Ultimately, you seem to get what you're trying to get, even though you've lopped columns from the Jacobian of R (I think because of the way you've treated R as a matrix and not a function, which is awkward). Your answers don't match though, because I don't think your first calculation is quite right. You're missing a factor of a in the first term of the top entry, and a factor of -a in the entire lower entry.

| cite | improve this answer | |
$\endgroup$
  • $\begingroup$ Thanks. I was working with matrices (according to numerical optimization textbook - such notation is normally used in computer vision) and although $R\mathbb{x}$ is multiplication, it is also application of function $R$ to $\mathbb{x}$. I need to find partial derivatives of the composite function, which is actually a function transforming 2D points (hence the matrix). $\endgroup$ – Libor Feb 2 '15 at 23:24
  • $\begingroup$ Furthermore, $\mathbb{x}$ will be always fixed - this represents a point in space, so only variables are $a,k$. This is why I am writing $R\mathbb{x}$ - it is to be considered matrix function or $a$. $\endgroup$ – Libor Feb 2 '15 at 23:30
  • $\begingroup$ Just to put it in context - the final goal is to minimize this function: en.wikipedia.org/wiki/Bundle_adjustment#Mathematical_definition - the point projection $Q$ consists of several matrices multiplied together and some nonlinear operators - a partial derivatives with respect to all parameters are needed for a minimization routine. $\endgroup$ – Libor Feb 2 '15 at 23:35
0
$\begingroup$

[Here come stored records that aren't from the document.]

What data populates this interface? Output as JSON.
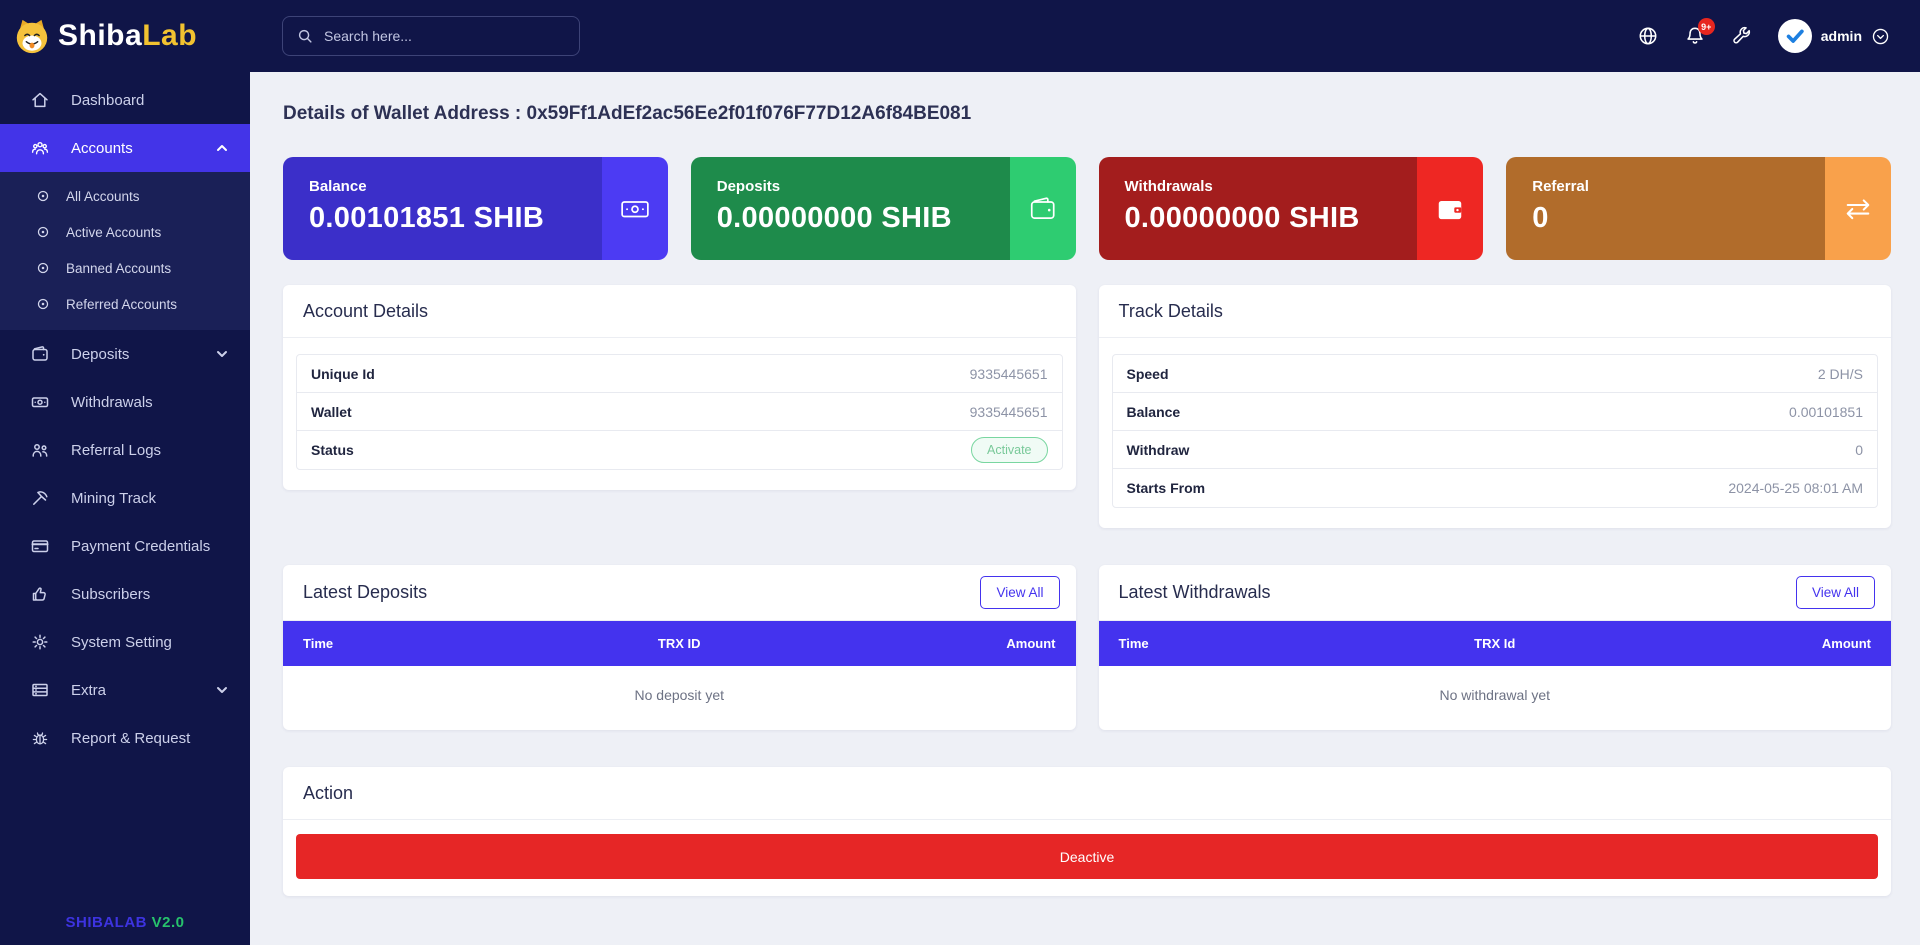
{
  "brand": {
    "name_primary": "Shiba",
    "name_secondary": "Lab",
    "footer_brand": "SHIBALAB",
    "footer_version": "V2.0"
  },
  "topbar": {
    "search_placeholder": "Search here...",
    "notification_badge": "9+",
    "user_name": "admin"
  },
  "sidebar": {
    "items": [
      {
        "label": "Dashboard"
      },
      {
        "label": "Accounts",
        "expanded": true
      },
      {
        "label": "Deposits"
      },
      {
        "label": "Withdrawals"
      },
      {
        "label": "Referral Logs"
      },
      {
        "label": "Mining Track"
      },
      {
        "label": "Payment Credentials"
      },
      {
        "label": "Subscribers"
      },
      {
        "label": "System Setting"
      },
      {
        "label": "Extra"
      },
      {
        "label": "Report & Request"
      }
    ],
    "accounts_sub": [
      {
        "label": "All Accounts"
      },
      {
        "label": "Active Accounts"
      },
      {
        "label": "Banned Accounts"
      },
      {
        "label": "Referred Accounts"
      }
    ]
  },
  "page": {
    "title": "Details of Wallet Address : 0x59Ff1AdEf2ac56Ee2f01f076F77D12A6f84BE081"
  },
  "stats": [
    {
      "label": "Balance",
      "value": "0.00101851 SHIB",
      "icon": "money-bill-icon",
      "color_main": "#3b2fc9",
      "color_accent": "#4c3bf3"
    },
    {
      "label": "Deposits",
      "value": "0.00000000 SHIB",
      "icon": "wallet-icon",
      "color_main": "#1e8b4b",
      "color_accent": "#2ecc71"
    },
    {
      "label": "Withdrawals",
      "value": "0.00000000 SHIB",
      "icon": "wallet-filled-icon",
      "color_main": "#a31d1d",
      "color_accent": "#ee2723"
    },
    {
      "label": "Referral",
      "value": "0",
      "icon": "exchange-icon",
      "color_main": "#b16c2b",
      "color_accent": "#f9a14b"
    }
  ],
  "account_details": {
    "title": "Account Details",
    "rows": [
      {
        "label": "Unique Id",
        "value": "9335445651"
      },
      {
        "label": "Wallet",
        "value": "9335445651"
      }
    ],
    "status_label": "Status",
    "status_value": "Activate"
  },
  "track_details": {
    "title": "Track Details",
    "rows": [
      {
        "label": "Speed",
        "value": "2 DH/S"
      },
      {
        "label": "Balance",
        "value": "0.00101851"
      },
      {
        "label": "Withdraw",
        "value": "0"
      },
      {
        "label": "Starts From",
        "value": "2024-05-25 08:01 AM"
      }
    ]
  },
  "latest_deposits": {
    "title": "Latest Deposits",
    "view_all": "View All",
    "columns": [
      "Time",
      "TRX ID",
      "Amount"
    ],
    "empty": "No deposit yet"
  },
  "latest_withdrawals": {
    "title": "Latest Withdrawals",
    "view_all": "View All",
    "columns": [
      "Time",
      "TRX Id",
      "Amount"
    ],
    "empty": "No withdrawal yet"
  },
  "action": {
    "title": "Action",
    "button": "Deactive"
  }
}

Define the variables $$\eqalign{ e_1 &= \pmatrix{1\\0}, \quad &e_2 = \pmatrix{0\\1} \cr M &= \pmatrix{1&0\\0 &-1}, \quad &N = \pmatrix{0&1\\0 &0} \cr m &= Mx, \quad &n = Nx \cr }$$ In terms of these new variables, the quantities in this problem are $$\eqalign{ R &= aM+N, \quad &r = Rx = am+n \cr dR &= M\,da, \quad &dr = m\,da \cr L(x) &= kxx^Te_1 \cr p &= L(r) = krr^Te_1 \cr }$$ Find the differential of $p$ and then its gradient. $$\eqalign{ dp &= k\,(r\,dr^T+dr\,r^T)\,e_1 \cr &= k\,(rm^T+mr^T)\,e_1\,da \cr \frac{\partial p}{\partial a} &= krm^Te_1 + kmr^Te_1 \cr }$$

| cite | improve this answer | |
$\endgroup$

Your Answer

By clicking “Post Your Answer”, you agree to our terms of service, privacy policy and cookie policy

Not the answer you're looking for? Browse other questions tagged or ask your own question.